> [YOUR ASSIGNMENT]: A picture-free, exact reproduction of the listing that follows is required.

> [GIVEN ENTRIES]:
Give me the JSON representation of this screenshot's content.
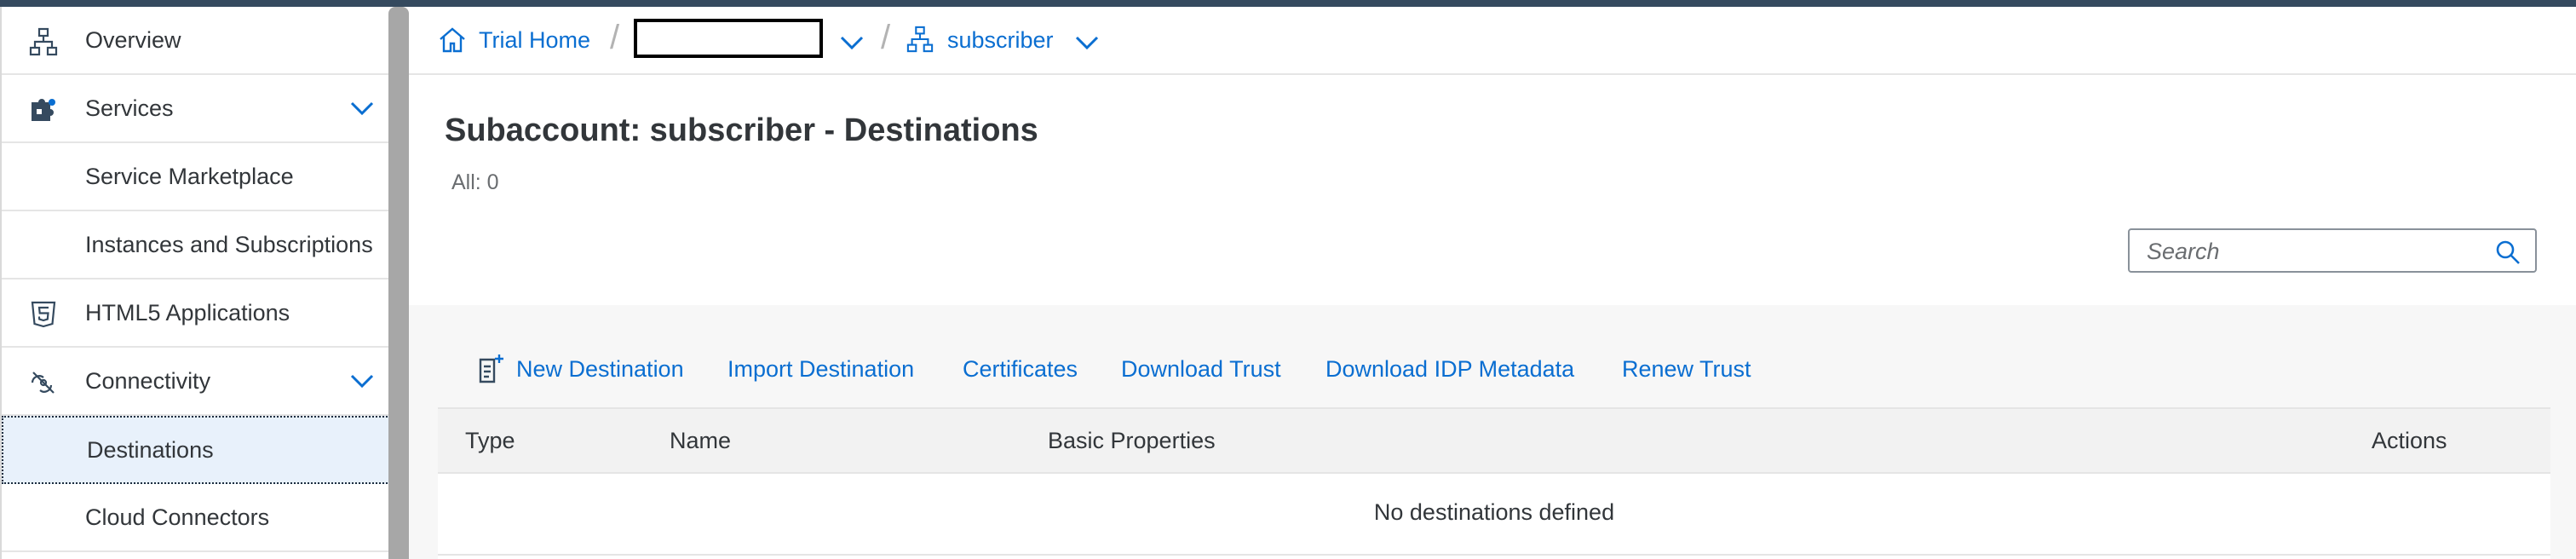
{
  "sidebar": {
    "items": [
      {
        "label": "Overview",
        "icon": "org-chart-icon"
      },
      {
        "label": "Services",
        "icon": "puzzle-icon",
        "expandable": true
      },
      {
        "label": "Service Marketplace"
      },
      {
        "label": "Instances and Subscriptions"
      },
      {
        "label": "HTML5 Applications",
        "icon": "html5-icon"
      },
      {
        "label": "Connectivity",
        "icon": "connectivity-icon",
        "expandable": true
      },
      {
        "label": "Destinations",
        "selected": true
      },
      {
        "label": "Cloud Connectors"
      }
    ]
  },
  "breadcrumb": {
    "home_label": "Trial Home",
    "separator": "/",
    "subaccount_label": "subscriber"
  },
  "page": {
    "title": "Subaccount: subscriber - Destinations",
    "count": "All: 0"
  },
  "search": {
    "placeholder": "Search",
    "value": ""
  },
  "toolbar": {
    "new_destination": "New Destination",
    "import_destination": "Import Destination",
    "certificates": "Certificates",
    "download_trust": "Download Trust",
    "download_idp_metadata": "Download IDP Metadata",
    "renew_trust": "Renew Trust"
  },
  "table": {
    "columns": [
      "Type",
      "Name",
      "Basic Properties",
      "Actions"
    ],
    "empty_text": "No destinations defined"
  },
  "colors": {
    "link": "#0a6ed1",
    "shell": "#354a5f",
    "selected_bg": "#e8f1fb",
    "text": "#32363a"
  }
}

> [SOLUTION FOR THIS PROBLEM]:
Give me the JSON representation of this screenshot's content.
{
  "sidebar": {
    "items": [
      {
        "label": "Overview",
        "icon": "org-chart-icon"
      },
      {
        "label": "Services",
        "icon": "puzzle-icon",
        "expandable": true
      },
      {
        "label": "Service Marketplace"
      },
      {
        "label": "Instances and Subscriptions"
      },
      {
        "label": "HTML5 Applications",
        "icon": "html5-icon"
      },
      {
        "label": "Connectivity",
        "icon": "connectivity-icon",
        "expandable": true
      },
      {
        "label": "Destinations",
        "selected": true
      },
      {
        "label": "Cloud Connectors"
      }
    ]
  },
  "breadcrumb": {
    "home_label": "Trial Home",
    "separator": "/",
    "subaccount_label": "subscriber"
  },
  "page": {
    "title": "Subaccount: subscriber - Destinations",
    "count": "All: 0"
  },
  "search": {
    "placeholder": "Search",
    "value": ""
  },
  "toolbar": {
    "new_destination": "New Destination",
    "import_destination": "Import Destination",
    "certificates": "Certificates",
    "download_trust": "Download Trust",
    "download_idp_metadata": "Download IDP Metadata",
    "renew_trust": "Renew Trust"
  },
  "table": {
    "columns": [
      "Type",
      "Name",
      "Basic Properties",
      "Actions"
    ],
    "empty_text": "No destinations defined"
  },
  "colors": {
    "link": "#0a6ed1",
    "shell": "#354a5f",
    "selected_bg": "#e8f1fb",
    "text": "#32363a"
  }
}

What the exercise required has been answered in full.